EXERCISE MATERIAL Start Marker
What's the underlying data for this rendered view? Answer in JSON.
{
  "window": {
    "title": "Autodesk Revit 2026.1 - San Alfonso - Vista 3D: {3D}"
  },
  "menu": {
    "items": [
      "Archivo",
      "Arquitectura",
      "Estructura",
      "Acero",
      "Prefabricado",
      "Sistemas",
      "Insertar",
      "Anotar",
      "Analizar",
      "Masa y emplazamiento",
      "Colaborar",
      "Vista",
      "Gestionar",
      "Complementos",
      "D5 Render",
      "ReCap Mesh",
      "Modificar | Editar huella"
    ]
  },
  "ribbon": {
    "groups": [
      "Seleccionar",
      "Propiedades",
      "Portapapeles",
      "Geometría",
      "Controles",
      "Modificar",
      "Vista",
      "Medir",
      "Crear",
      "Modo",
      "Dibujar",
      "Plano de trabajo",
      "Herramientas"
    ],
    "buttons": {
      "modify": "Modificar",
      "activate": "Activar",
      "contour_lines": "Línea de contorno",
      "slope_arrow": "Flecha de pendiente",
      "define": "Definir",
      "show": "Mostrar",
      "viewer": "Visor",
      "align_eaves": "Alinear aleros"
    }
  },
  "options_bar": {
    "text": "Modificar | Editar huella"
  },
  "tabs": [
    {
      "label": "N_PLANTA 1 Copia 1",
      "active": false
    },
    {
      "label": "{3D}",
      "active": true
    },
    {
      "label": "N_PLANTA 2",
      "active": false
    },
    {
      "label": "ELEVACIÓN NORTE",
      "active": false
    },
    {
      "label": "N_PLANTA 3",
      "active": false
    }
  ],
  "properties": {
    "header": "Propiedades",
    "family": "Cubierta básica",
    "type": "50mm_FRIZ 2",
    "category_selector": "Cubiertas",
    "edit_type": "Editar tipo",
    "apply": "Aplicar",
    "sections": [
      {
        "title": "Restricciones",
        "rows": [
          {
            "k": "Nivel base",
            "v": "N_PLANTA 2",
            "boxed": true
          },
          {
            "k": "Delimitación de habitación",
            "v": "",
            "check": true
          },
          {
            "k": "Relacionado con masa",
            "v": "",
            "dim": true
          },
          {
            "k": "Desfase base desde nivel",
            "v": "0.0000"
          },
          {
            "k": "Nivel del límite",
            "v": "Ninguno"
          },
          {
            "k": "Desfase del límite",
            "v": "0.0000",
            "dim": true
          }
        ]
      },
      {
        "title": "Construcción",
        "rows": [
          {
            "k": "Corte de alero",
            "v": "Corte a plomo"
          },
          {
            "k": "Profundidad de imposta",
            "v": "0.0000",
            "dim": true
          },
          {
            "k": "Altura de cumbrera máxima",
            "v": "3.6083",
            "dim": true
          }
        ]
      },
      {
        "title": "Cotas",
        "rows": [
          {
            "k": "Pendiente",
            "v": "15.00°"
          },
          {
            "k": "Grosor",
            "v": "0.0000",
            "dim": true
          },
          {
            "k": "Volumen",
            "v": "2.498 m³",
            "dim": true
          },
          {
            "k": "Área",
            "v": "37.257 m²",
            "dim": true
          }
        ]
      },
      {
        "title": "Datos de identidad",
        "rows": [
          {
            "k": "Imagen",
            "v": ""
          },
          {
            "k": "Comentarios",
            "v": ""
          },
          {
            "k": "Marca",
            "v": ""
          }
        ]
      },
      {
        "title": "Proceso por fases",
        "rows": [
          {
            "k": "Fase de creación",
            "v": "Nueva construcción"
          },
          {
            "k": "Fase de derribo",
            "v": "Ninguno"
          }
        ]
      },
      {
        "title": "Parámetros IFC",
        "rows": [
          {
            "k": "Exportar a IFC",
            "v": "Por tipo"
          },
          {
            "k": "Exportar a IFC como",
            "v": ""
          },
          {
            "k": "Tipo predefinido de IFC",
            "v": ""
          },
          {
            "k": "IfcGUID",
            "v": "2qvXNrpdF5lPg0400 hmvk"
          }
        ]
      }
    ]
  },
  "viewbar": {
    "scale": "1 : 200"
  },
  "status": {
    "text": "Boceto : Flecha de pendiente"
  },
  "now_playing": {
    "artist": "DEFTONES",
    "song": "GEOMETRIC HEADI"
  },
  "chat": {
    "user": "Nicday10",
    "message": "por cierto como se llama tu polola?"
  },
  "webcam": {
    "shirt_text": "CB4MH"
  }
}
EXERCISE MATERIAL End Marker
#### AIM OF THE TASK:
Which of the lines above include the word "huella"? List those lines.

#### ANSWER TO THIS PROBLEM:
      "Modificar | Editar huella"
    "text": "Modificar | Editar huella"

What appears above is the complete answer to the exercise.